**TASK REQUIREMENTS**
For the entries below, how many lines contain the word "gear"? Reply with the number and nothing else.

**SOURCE INFORMATION**
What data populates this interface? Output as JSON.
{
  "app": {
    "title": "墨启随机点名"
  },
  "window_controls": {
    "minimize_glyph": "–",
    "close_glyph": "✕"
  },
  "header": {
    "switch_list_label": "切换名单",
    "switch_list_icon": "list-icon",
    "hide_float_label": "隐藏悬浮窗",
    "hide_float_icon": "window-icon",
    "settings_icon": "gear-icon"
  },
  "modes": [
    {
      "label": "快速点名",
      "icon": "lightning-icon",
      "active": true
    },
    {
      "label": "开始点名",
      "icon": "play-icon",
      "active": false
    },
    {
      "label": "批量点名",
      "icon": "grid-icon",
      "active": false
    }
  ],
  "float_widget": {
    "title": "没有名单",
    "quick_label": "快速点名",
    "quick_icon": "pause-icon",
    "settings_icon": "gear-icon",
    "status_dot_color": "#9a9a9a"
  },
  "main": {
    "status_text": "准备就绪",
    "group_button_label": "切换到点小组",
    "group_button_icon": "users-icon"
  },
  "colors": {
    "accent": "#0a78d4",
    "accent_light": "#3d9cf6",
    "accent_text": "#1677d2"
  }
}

**RESPONSE TO THE TASK**
2